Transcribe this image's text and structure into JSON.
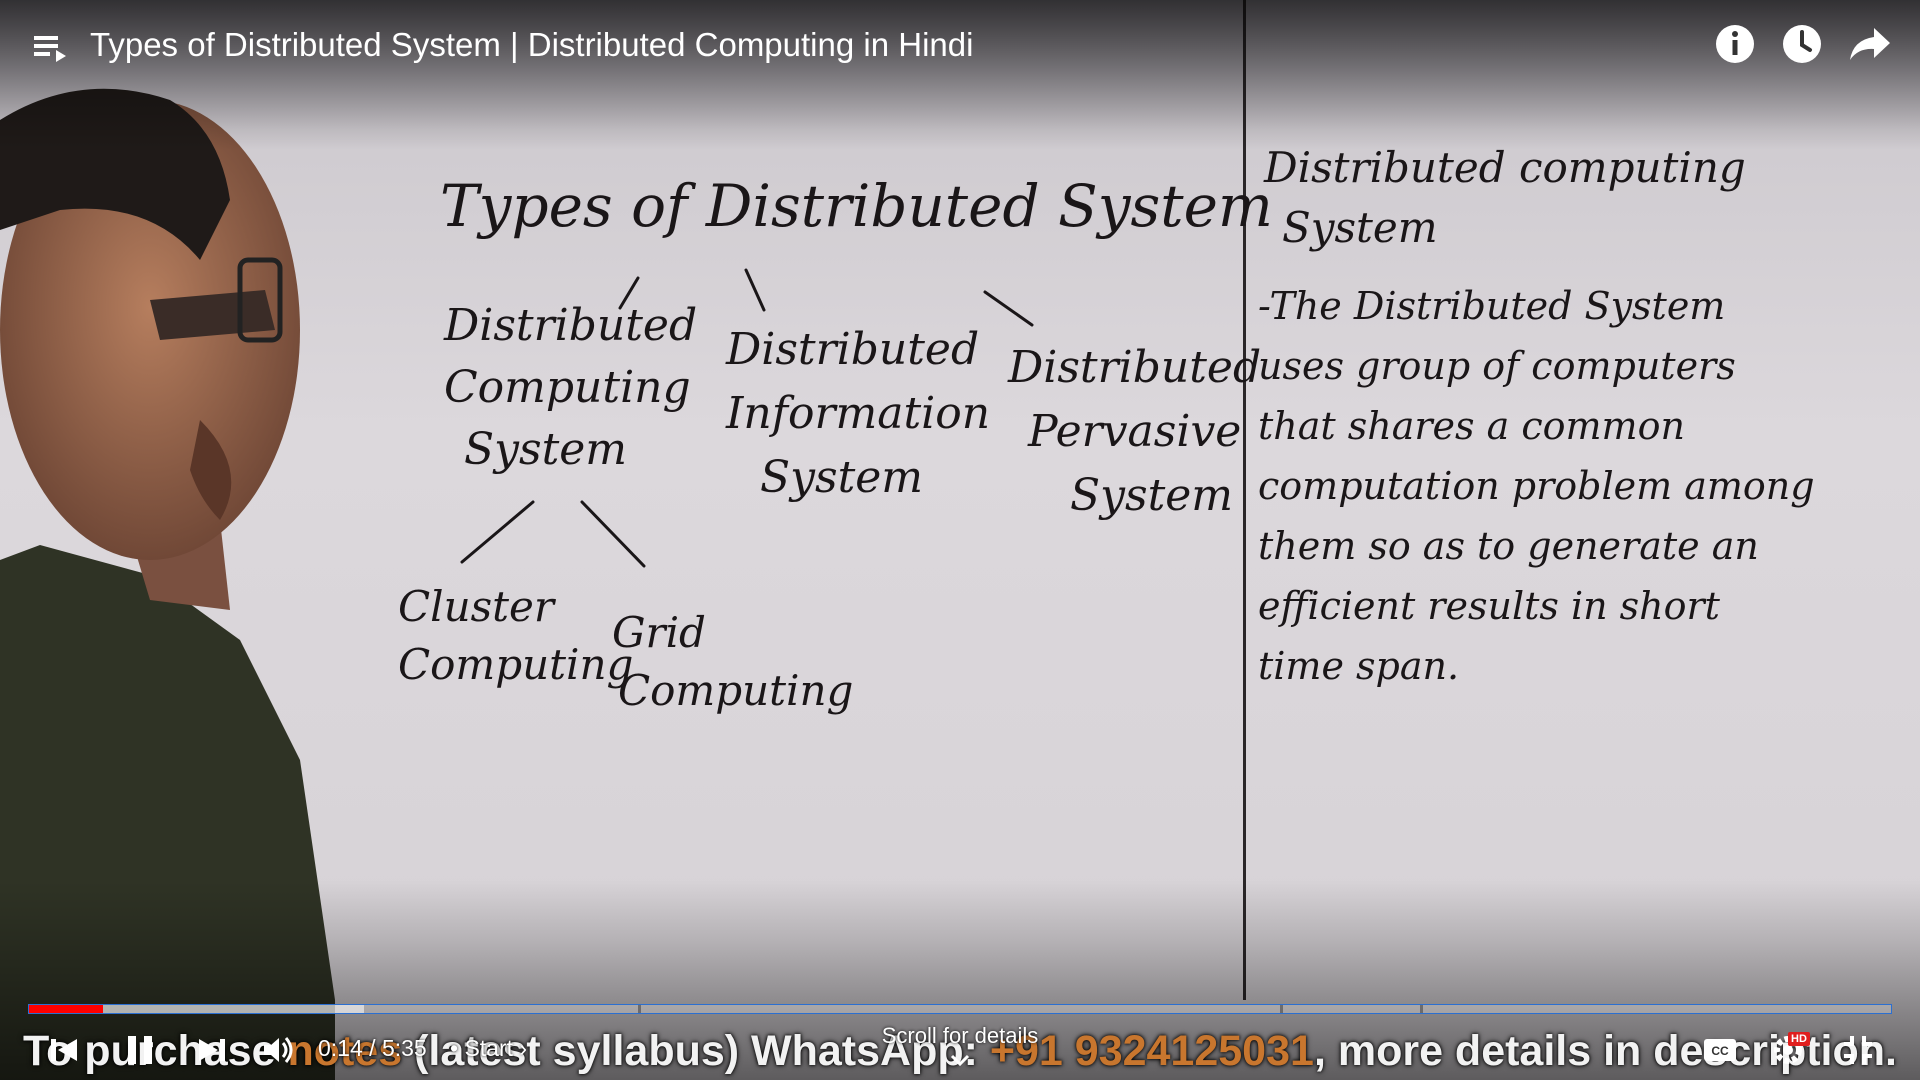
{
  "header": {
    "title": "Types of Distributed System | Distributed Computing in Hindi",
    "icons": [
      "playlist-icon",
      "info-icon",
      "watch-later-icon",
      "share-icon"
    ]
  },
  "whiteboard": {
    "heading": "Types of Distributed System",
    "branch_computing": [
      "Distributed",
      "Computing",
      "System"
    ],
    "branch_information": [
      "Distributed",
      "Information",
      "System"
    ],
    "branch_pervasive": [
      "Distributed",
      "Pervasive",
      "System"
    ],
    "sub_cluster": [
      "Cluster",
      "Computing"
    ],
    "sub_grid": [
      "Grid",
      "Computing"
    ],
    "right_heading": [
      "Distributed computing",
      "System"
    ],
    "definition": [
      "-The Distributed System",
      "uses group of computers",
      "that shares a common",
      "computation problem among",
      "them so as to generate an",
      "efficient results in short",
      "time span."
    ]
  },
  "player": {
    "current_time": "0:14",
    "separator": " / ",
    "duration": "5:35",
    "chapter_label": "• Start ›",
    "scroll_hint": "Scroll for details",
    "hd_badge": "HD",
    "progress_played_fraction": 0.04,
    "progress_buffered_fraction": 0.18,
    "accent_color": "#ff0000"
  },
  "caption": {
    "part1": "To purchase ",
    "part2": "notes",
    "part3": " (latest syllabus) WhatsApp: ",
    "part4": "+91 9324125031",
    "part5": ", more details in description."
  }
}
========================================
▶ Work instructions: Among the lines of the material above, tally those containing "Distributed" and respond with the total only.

▶ Output of the exercise: 7